═════ RECORDS FOR THE EXERCISE

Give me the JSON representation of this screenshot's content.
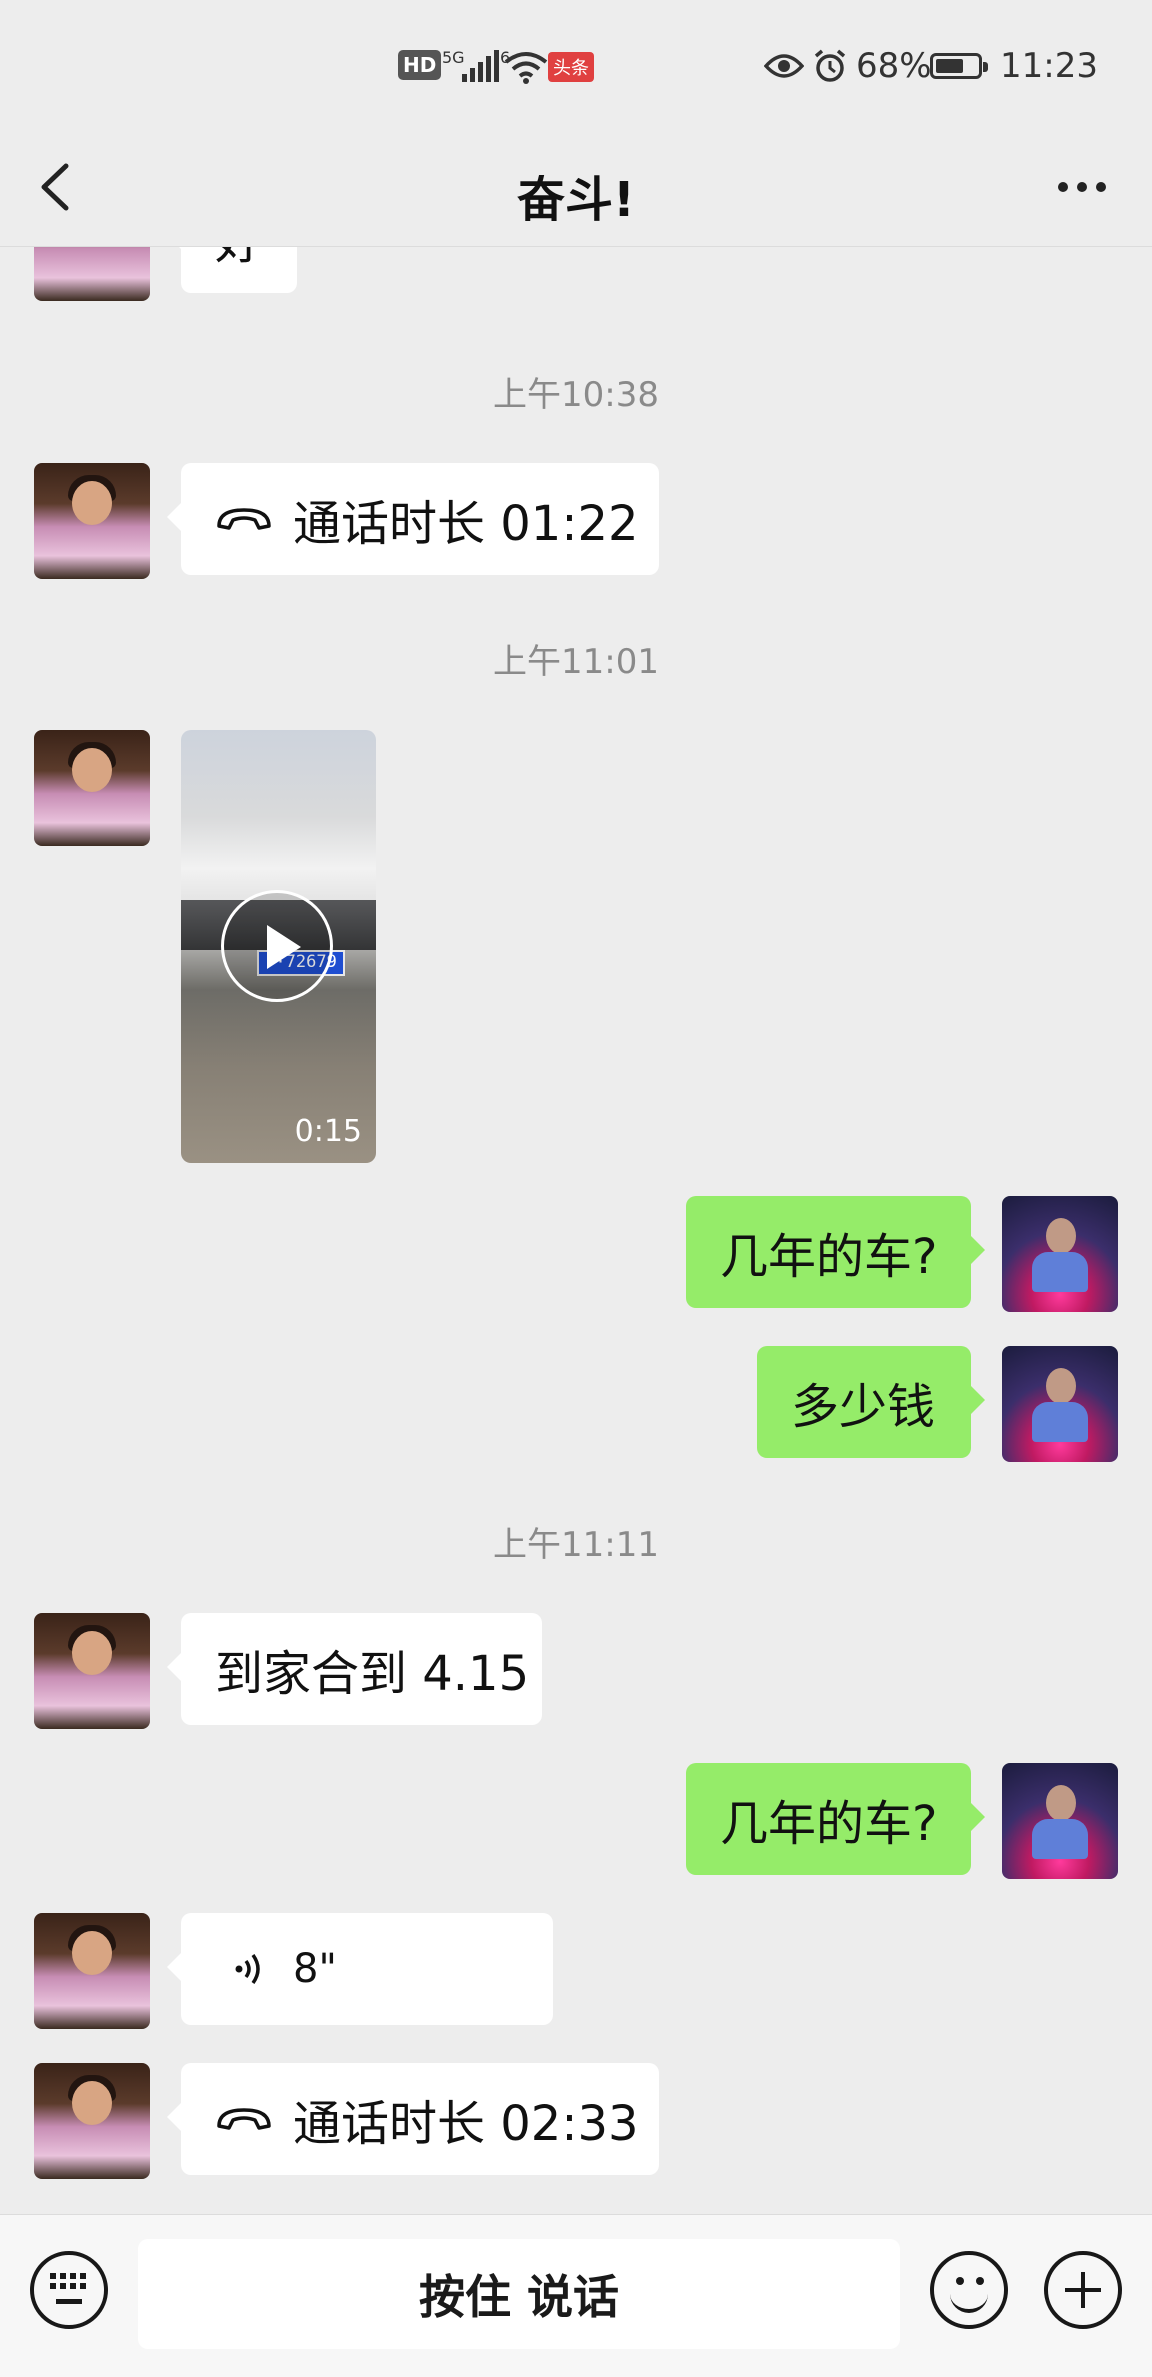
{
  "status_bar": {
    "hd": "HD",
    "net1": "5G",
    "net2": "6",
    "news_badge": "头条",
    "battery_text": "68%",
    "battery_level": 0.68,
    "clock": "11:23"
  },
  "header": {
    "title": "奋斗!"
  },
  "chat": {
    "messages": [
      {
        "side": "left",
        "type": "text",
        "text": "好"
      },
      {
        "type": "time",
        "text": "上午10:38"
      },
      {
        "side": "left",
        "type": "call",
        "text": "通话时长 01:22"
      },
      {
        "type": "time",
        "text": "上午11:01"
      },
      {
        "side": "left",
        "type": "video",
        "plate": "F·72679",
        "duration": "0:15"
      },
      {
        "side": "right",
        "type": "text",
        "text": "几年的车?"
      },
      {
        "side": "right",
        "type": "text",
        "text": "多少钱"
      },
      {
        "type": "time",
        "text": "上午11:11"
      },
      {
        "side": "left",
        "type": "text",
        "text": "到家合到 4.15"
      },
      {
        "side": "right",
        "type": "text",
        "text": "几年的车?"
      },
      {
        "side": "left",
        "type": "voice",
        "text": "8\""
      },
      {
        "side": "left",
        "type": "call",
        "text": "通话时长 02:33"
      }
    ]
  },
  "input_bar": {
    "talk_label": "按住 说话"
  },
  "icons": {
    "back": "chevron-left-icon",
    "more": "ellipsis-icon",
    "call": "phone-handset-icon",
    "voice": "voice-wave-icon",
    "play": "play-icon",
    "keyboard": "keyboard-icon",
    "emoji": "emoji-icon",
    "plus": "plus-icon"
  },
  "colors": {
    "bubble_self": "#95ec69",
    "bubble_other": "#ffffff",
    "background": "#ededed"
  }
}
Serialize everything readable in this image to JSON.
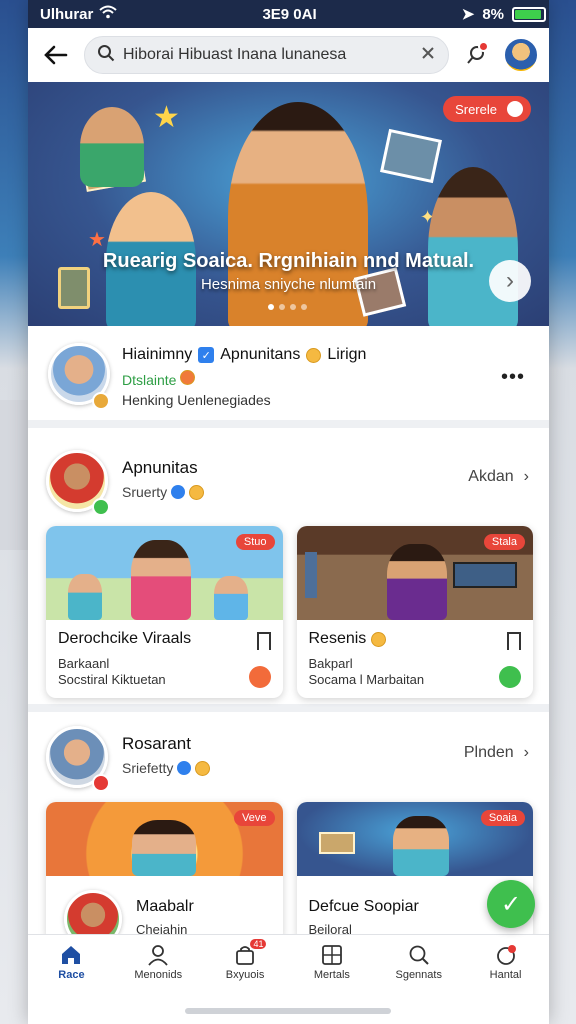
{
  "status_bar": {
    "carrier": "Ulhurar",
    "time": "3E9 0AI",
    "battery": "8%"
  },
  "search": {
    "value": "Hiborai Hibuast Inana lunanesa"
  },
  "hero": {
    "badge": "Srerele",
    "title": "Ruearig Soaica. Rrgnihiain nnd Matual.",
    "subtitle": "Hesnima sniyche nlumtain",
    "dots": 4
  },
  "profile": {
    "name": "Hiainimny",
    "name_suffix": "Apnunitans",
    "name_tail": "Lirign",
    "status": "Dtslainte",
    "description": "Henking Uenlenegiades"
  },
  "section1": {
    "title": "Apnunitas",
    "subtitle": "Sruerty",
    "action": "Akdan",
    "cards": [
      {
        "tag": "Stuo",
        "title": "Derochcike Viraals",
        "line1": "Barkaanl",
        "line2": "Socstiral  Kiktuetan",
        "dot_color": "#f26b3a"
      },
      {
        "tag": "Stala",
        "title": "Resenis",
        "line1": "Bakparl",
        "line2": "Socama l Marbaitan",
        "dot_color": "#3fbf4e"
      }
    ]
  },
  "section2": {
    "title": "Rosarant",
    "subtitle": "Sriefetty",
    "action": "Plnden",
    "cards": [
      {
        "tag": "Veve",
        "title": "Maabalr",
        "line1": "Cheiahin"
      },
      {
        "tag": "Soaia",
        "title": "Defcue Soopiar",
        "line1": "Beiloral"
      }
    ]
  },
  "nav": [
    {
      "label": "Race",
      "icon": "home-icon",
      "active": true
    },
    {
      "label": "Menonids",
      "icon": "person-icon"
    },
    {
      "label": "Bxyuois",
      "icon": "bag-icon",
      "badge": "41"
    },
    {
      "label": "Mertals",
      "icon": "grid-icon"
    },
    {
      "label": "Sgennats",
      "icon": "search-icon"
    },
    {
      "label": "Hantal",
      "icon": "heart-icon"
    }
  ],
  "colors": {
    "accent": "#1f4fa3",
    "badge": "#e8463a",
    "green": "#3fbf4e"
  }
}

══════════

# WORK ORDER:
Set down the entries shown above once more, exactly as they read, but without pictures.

# EXERCISE SOLUTION:
Give me the JSON representation of this screenshot's content.
{
  "status_bar": {
    "hd": "HD",
    "net1": "5G",
    "net2": "6",
    "news_badge": "头条",
    "battery_text": "68%",
    "battery_level": 0.68,
    "clock": "11:23"
  },
  "header": {
    "title": "奋斗!"
  },
  "chat": {
    "messages": [
      {
        "side": "left",
        "type": "text",
        "text": "好"
      },
      {
        "type": "time",
        "text": "上午10:38"
      },
      {
        "side": "left",
        "type": "call",
        "text": "通话时长 01:22"
      },
      {
        "type": "time",
        "text": "上午11:01"
      },
      {
        "side": "left",
        "type": "video",
        "plate": "F·72679",
        "duration": "0:15"
      },
      {
        "side": "right",
        "type": "text",
        "text": "几年的车?"
      },
      {
        "side": "right",
        "type": "text",
        "text": "多少钱"
      },
      {
        "type": "time",
        "text": "上午11:11"
      },
      {
        "side": "left",
        "type": "text",
        "text": "到家合到 4.15"
      },
      {
        "side": "right",
        "type": "text",
        "text": "几年的车?"
      },
      {
        "side": "left",
        "type": "voice",
        "text": "8\""
      },
      {
        "side": "left",
        "type": "call",
        "text": "通话时长 02:33"
      }
    ]
  },
  "input_bar": {
    "talk_label": "按住 说话"
  },
  "icons": {
    "back": "chevron-left-icon",
    "more": "ellipsis-icon",
    "call": "phone-handset-icon",
    "voice": "voice-wave-icon",
    "play": "play-icon",
    "keyboard": "keyboard-icon",
    "emoji": "emoji-icon",
    "plus": "plus-icon"
  },
  "colors": {
    "bubble_self": "#95ec69",
    "bubble_other": "#ffffff",
    "background": "#ededed"
  }
}
Serialize everything readable in this image to JSON.
{
  "status_bar": {
    "carrier": "Ulhurar",
    "time": "3E9 0AI",
    "battery": "8%"
  },
  "search": {
    "value": "Hiborai Hibuast Inana lunanesa"
  },
  "hero": {
    "badge": "Srerele",
    "title": "Ruearig Soaica. Rrgnihiain nnd Matual.",
    "subtitle": "Hesnima sniyche nlumtain",
    "dots": 4
  },
  "profile": {
    "name": "Hiainimny",
    "name_suffix": "Apnunitans",
    "name_tail": "Lirign",
    "status": "Dtslainte",
    "description": "Henking Uenlenegiades"
  },
  "section1": {
    "title": "Apnunitas",
    "subtitle": "Sruerty",
    "action": "Akdan",
    "cards": [
      {
        "tag": "Stuo",
        "title": "Derochcike Viraals",
        "line1": "Barkaanl",
        "line2": "Socstiral  Kiktuetan",
        "dot_color": "#f26b3a"
      },
      {
        "tag": "Stala",
        "title": "Resenis",
        "line1": "Bakparl",
        "line2": "Socama l Marbaitan",
        "dot_color": "#3fbf4e"
      }
    ]
  },
  "section2": {
    "title": "Rosarant",
    "subtitle": "Sriefetty",
    "action": "Plnden",
    "cards": [
      {
        "tag": "Veve",
        "title": "Maabalr",
        "line1": "Cheiahin"
      },
      {
        "tag": "Soaia",
        "title": "Defcue Soopiar",
        "line1": "Beiloral"
      }
    ]
  },
  "nav": [
    {
      "label": "Race",
      "icon": "home-icon",
      "active": true
    },
    {
      "label": "Menonids",
      "icon": "person-icon"
    },
    {
      "label": "Bxyuois",
      "icon": "bag-icon",
      "badge": "41"
    },
    {
      "label": "Mertals",
      "icon": "grid-icon"
    },
    {
      "label": "Sgennats",
      "icon": "search-icon"
    },
    {
      "label": "Hantal",
      "icon": "heart-icon"
    }
  ],
  "colors": {
    "accent": "#1f4fa3",
    "badge": "#e8463a",
    "green": "#3fbf4e"
  }
}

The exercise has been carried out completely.